Goal of the exercise :: Every entry below should be printed exactly, without its images.

Exercise material ::
● ● ● ●

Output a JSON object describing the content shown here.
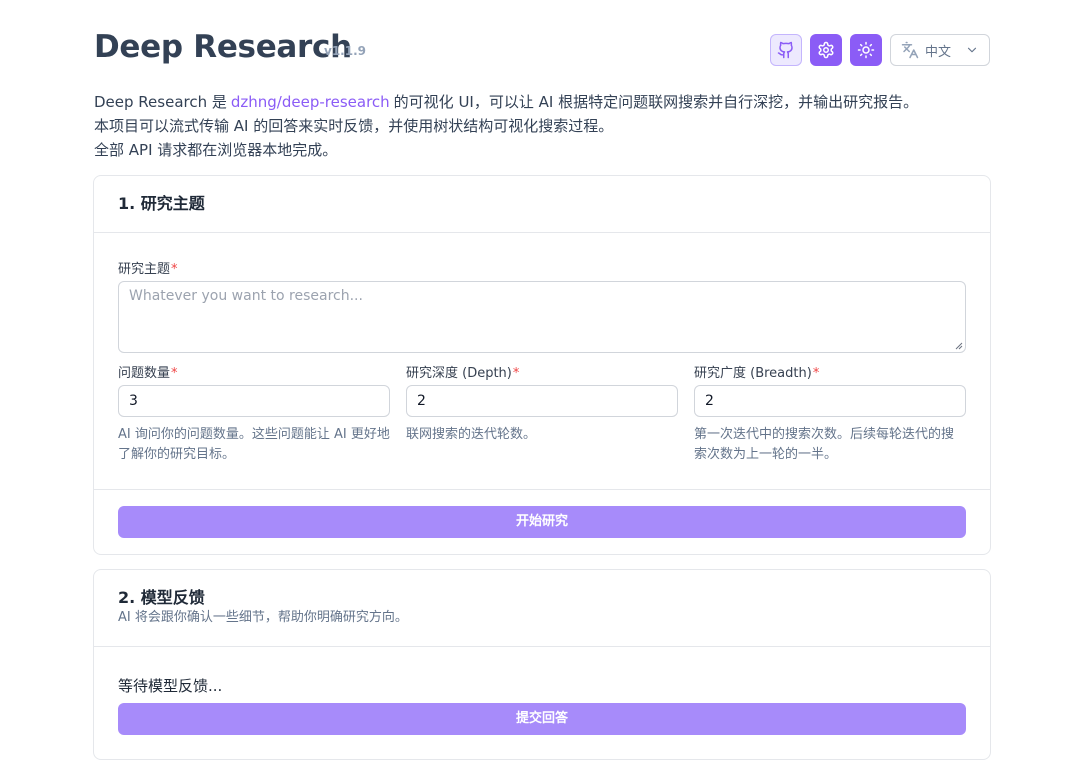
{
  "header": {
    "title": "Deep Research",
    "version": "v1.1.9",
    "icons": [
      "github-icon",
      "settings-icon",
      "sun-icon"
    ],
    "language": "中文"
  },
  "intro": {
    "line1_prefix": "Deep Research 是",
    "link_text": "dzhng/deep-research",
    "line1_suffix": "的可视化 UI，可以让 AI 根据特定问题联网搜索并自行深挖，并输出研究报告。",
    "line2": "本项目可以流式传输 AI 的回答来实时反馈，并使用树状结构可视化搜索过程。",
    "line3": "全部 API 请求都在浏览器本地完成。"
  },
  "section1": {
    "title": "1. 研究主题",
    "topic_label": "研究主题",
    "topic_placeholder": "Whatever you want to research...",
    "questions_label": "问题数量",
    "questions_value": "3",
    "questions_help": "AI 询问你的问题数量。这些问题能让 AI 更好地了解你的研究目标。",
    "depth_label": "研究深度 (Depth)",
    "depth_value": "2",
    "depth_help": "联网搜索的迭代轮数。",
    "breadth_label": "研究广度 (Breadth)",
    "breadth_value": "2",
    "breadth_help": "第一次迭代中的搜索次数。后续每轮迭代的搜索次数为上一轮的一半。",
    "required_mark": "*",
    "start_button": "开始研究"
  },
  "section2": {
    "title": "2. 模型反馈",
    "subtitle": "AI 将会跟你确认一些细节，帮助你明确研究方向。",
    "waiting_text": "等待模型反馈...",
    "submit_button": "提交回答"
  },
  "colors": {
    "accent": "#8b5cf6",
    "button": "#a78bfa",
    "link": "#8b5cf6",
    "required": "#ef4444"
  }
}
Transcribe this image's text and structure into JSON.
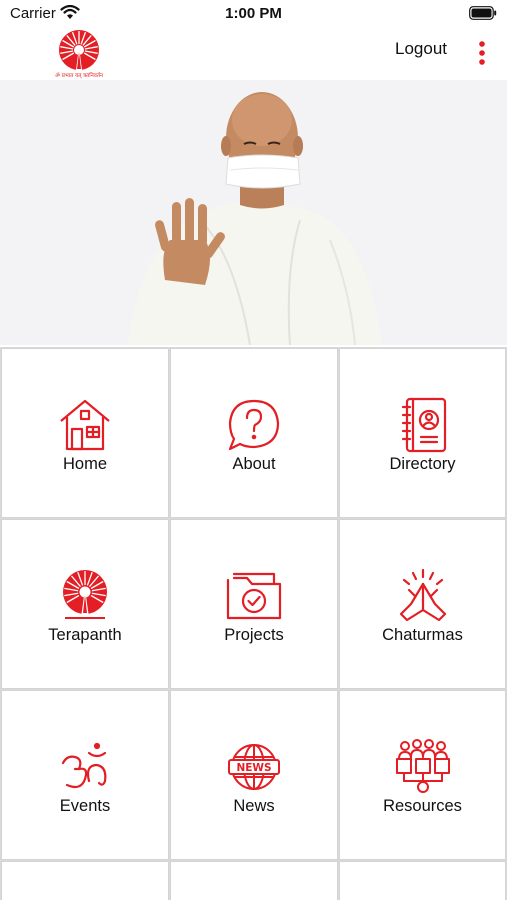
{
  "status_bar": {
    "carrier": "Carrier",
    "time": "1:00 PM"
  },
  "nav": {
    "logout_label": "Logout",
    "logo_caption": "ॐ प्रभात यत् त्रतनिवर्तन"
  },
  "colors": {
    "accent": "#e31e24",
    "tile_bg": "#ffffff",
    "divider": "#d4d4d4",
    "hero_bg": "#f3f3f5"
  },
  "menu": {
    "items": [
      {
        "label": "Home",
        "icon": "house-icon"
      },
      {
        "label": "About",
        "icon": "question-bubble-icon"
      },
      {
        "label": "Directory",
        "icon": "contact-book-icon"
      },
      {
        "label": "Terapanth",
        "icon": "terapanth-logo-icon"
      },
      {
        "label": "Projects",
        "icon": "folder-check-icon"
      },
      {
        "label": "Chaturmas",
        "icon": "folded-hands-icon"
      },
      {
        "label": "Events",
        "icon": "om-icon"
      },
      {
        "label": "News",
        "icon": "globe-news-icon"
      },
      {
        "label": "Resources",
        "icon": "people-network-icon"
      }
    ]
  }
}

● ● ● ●

Problem solution ::
Output a JSON object describing the content shown here.
{
  "header": {
    "title": "Deep Research",
    "version": "v1.1.9",
    "icons": [
      "github-icon",
      "settings-icon",
      "sun-icon"
    ],
    "language": "中文"
  },
  "intro": {
    "line1_prefix": "Deep Research 是",
    "link_text": "dzhng/deep-research",
    "line1_suffix": "的可视化 UI，可以让 AI 根据特定问题联网搜索并自行深挖，并输出研究报告。",
    "line2": "本项目可以流式传输 AI 的回答来实时反馈，并使用树状结构可视化搜索过程。",
    "line3": "全部 API 请求都在浏览器本地完成。"
  },
  "section1": {
    "title": "1. 研究主题",
    "topic_label": "研究主题",
    "topic_placeholder": "Whatever you want to research...",
    "questions_label": "问题数量",
    "questions_value": "3",
    "questions_help": "AI 询问你的问题数量。这些问题能让 AI 更好地了解你的研究目标。",
    "depth_label": "研究深度 (Depth)",
    "depth_value": "2",
    "depth_help": "联网搜索的迭代轮数。",
    "breadth_label": "研究广度 (Breadth)",
    "breadth_value": "2",
    "breadth_help": "第一次迭代中的搜索次数。后续每轮迭代的搜索次数为上一轮的一半。",
    "required_mark": "*",
    "start_button": "开始研究"
  },
  "section2": {
    "title": "2. 模型反馈",
    "subtitle": "AI 将会跟你确认一些细节，帮助你明确研究方向。",
    "waiting_text": "等待模型反馈...",
    "submit_button": "提交回答"
  },
  "colors": {
    "accent": "#8b5cf6",
    "button": "#a78bfa",
    "link": "#8b5cf6",
    "required": "#ef4444"
  }
}
Transcribe this image's text and structure into JSON.
{
  "status_bar": {
    "carrier": "Carrier",
    "time": "1:00 PM"
  },
  "nav": {
    "logout_label": "Logout",
    "logo_caption": "ॐ प्रभात यत् त्रतनिवर्तन"
  },
  "colors": {
    "accent": "#e31e24",
    "tile_bg": "#ffffff",
    "divider": "#d4d4d4",
    "hero_bg": "#f3f3f5"
  },
  "menu": {
    "items": [
      {
        "label": "Home",
        "icon": "house-icon"
      },
      {
        "label": "About",
        "icon": "question-bubble-icon"
      },
      {
        "label": "Directory",
        "icon": "contact-book-icon"
      },
      {
        "label": "Terapanth",
        "icon": "terapanth-logo-icon"
      },
      {
        "label": "Projects",
        "icon": "folder-check-icon"
      },
      {
        "label": "Chaturmas",
        "icon": "folded-hands-icon"
      },
      {
        "label": "Events",
        "icon": "om-icon"
      },
      {
        "label": "News",
        "icon": "globe-news-icon"
      },
      {
        "label": "Resources",
        "icon": "people-network-icon"
      }
    ]
  }
}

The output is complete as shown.